* _AIM OF THE TASK_: Whenever the string "offset" turns up in a line of the data below, copy that line.

* _INFORMATION SUPPLIED_:
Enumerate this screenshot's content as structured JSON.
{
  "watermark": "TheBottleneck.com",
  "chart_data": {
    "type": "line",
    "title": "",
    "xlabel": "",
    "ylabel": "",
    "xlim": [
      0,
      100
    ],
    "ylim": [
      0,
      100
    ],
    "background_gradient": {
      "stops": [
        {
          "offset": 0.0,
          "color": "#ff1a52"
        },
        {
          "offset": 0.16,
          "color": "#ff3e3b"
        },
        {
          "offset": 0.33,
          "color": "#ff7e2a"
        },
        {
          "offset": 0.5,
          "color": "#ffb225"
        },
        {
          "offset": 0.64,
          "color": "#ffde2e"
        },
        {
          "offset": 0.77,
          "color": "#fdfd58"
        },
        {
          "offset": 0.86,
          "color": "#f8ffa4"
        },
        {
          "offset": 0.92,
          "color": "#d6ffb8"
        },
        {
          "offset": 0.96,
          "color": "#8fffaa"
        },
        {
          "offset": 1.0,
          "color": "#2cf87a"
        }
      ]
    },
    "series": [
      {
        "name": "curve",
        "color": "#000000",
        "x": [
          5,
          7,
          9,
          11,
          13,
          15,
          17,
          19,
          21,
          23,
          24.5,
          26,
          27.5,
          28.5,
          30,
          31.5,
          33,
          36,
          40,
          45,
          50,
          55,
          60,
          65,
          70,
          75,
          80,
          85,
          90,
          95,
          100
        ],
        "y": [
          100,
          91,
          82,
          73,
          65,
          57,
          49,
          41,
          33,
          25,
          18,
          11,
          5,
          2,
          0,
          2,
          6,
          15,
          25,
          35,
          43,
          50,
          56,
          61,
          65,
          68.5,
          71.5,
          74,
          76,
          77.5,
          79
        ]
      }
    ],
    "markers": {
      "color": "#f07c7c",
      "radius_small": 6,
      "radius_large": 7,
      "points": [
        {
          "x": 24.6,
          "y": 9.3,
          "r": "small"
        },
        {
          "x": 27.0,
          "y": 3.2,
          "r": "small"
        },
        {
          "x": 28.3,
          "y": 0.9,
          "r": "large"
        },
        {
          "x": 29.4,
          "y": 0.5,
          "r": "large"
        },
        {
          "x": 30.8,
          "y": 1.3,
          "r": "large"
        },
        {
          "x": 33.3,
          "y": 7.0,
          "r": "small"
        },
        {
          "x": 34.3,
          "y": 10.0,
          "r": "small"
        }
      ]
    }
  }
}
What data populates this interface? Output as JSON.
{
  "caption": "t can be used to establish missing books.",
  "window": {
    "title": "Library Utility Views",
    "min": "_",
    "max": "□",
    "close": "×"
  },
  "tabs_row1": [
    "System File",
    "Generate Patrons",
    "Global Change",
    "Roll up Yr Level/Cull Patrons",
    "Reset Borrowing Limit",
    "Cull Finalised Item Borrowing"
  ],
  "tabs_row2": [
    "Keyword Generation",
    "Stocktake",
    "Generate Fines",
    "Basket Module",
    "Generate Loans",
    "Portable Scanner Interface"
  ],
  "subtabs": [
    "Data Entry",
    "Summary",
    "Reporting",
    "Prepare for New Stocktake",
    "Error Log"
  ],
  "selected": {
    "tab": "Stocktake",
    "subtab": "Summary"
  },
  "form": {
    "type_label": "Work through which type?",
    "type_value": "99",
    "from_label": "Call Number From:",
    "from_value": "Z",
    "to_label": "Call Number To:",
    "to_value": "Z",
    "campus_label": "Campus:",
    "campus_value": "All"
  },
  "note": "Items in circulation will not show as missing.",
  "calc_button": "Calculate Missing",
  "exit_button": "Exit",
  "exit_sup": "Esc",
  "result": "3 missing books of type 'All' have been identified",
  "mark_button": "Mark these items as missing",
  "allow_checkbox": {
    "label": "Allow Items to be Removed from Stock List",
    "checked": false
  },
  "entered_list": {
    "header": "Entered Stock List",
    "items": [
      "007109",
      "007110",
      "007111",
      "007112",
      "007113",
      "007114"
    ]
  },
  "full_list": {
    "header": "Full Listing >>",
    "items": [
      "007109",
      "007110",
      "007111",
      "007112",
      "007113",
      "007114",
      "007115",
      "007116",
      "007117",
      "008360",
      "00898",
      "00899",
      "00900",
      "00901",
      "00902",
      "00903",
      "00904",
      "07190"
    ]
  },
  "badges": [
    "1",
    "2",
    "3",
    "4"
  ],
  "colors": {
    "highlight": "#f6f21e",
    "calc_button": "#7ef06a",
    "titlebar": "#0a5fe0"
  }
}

* _OUTPUT BELOW_:
          "offset": 0.0,
          "offset": 0.16,
          "offset": 0.33,
          "offset": 0.5,
          "offset": 0.64,
          "offset": 0.77,
          "offset": 0.86,
          "offset": 0.92,
          "offset": 0.96,
          "offset": 1.0,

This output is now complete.